WORK REQUEST: The response must contain each line of the material that holds "docx".
-------- TASK DATA
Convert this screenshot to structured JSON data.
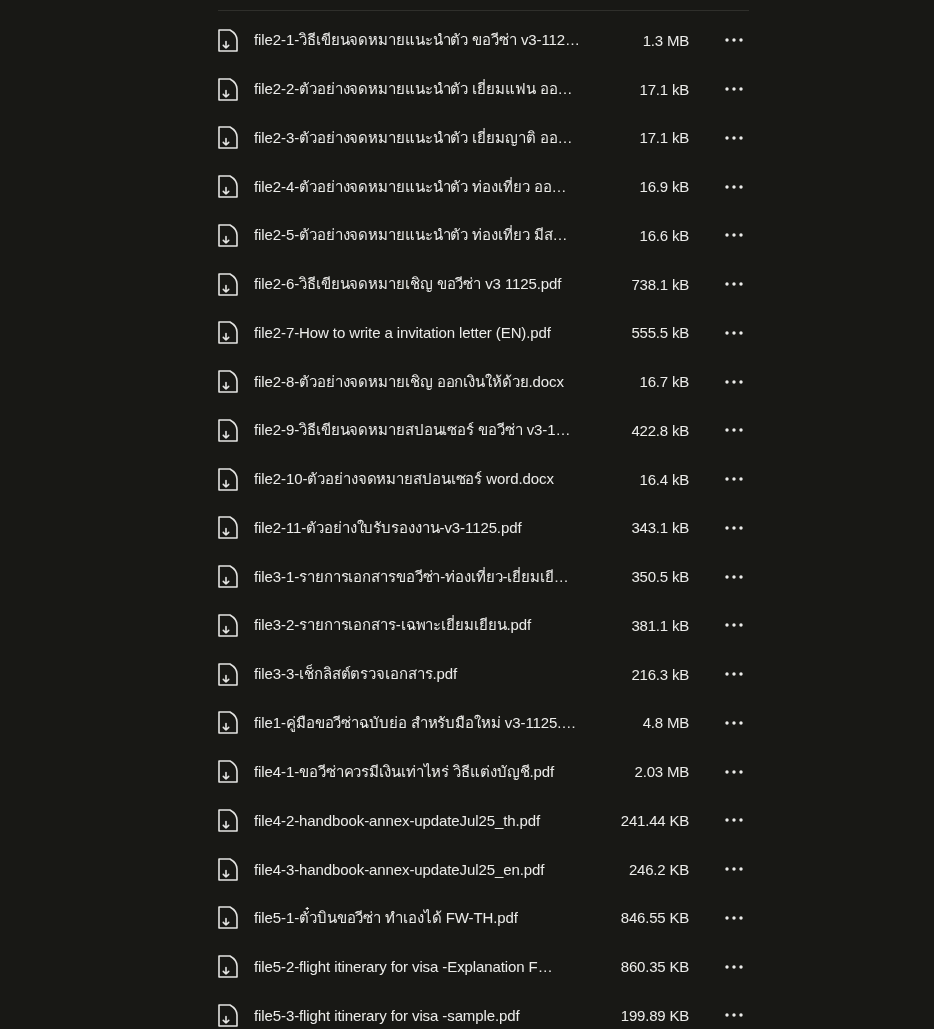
{
  "files": [
    {
      "name": "file2-1-วิธีเขียนจดหมายแนะนำตัว ขอวีซ่า v3-112…",
      "size": "1.3 MB"
    },
    {
      "name": "file2-2-ตัวอย่างจดหมายแนะนำตัว เยี่ยมแฟน ออ…",
      "size": "17.1 kB"
    },
    {
      "name": "file2-3-ตัวอย่างจดหมายแนะนำตัว เยี่ยมญาติ ออ…",
      "size": "17.1 kB"
    },
    {
      "name": "file2-4-ตัวอย่างจดหมายแนะนำตัว ท่องเที่ยว ออ…",
      "size": "16.9 kB"
    },
    {
      "name": "file2-5-ตัวอย่างจดหมายแนะนำตัว ท่องเที่ยว มีส…",
      "size": "16.6 kB"
    },
    {
      "name": "file2-6-วิธีเขียนจดหมายเชิญ ขอวีซ่า v3 1125.pdf",
      "size": "738.1 kB"
    },
    {
      "name": "file2-7-How to write a invitation letter (EN).pdf",
      "size": "555.5 kB"
    },
    {
      "name": "file2-8-ตัวอย่างจดหมายเชิญ ออกเงินให้ด้วย.docx",
      "size": "16.7 kB"
    },
    {
      "name": "file2-9-วิธีเขียนจดหมายสปอนเซอร์ ขอวีซ่า v3-1…",
      "size": "422.8 kB"
    },
    {
      "name": "file2-10-ตัวอย่างจดหมายสปอนเซอร์ word.docx",
      "size": "16.4 kB"
    },
    {
      "name": "file2-11-ตัวอย่างใบรับรองงาน-v3-1125.pdf",
      "size": "343.1 kB"
    },
    {
      "name": "file3-1-รายการเอกสารขอวีซ่า-ท่องเที่ยว-เยี่ยมเยี…",
      "size": "350.5 kB"
    },
    {
      "name": "file3-2-รายการเอกสาร-เฉพาะเยี่ยมเยียน.pdf",
      "size": "381.1 kB"
    },
    {
      "name": "file3-3-เช็กลิสต์ตรวจเอกสาร.pdf",
      "size": "216.3 kB"
    },
    {
      "name": "file1-คู่มือขอวีซ่าฉบับย่อ สำหรับมือใหม่ v3-1125.…",
      "size": "4.8 MB"
    },
    {
      "name": "file4-1-ขอวีซ่าควรมีเงินเท่าไหร่ วิธีแต่งบัญชี.pdf",
      "size": "2.03 MB"
    },
    {
      "name": "file4-2-handbook-annex-updateJul25_th.pdf",
      "size": "241.44 KB"
    },
    {
      "name": "file4-3-handbook-annex-updateJul25_en.pdf",
      "size": "246.2 KB"
    },
    {
      "name": "file5-1-ตั๋วบินขอวีซ่า ทำเองได้ FW-TH.pdf",
      "size": "846.55 KB"
    },
    {
      "name": "file5-2-flight itinerary for visa -Explanation F…",
      "size": "860.35 KB"
    },
    {
      "name": "file5-3-flight itinerary for visa -sample.pdf",
      "size": "199.89 KB"
    }
  ]
}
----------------
TASK ANSWER:
      "name": "file2-8-ตัวอย่างจดหมายเชิญ ออกเงินให้ด้วย.docx",
      "name": "file2-10-ตัวอย่างจดหมายสปอนเซอร์ word.docx",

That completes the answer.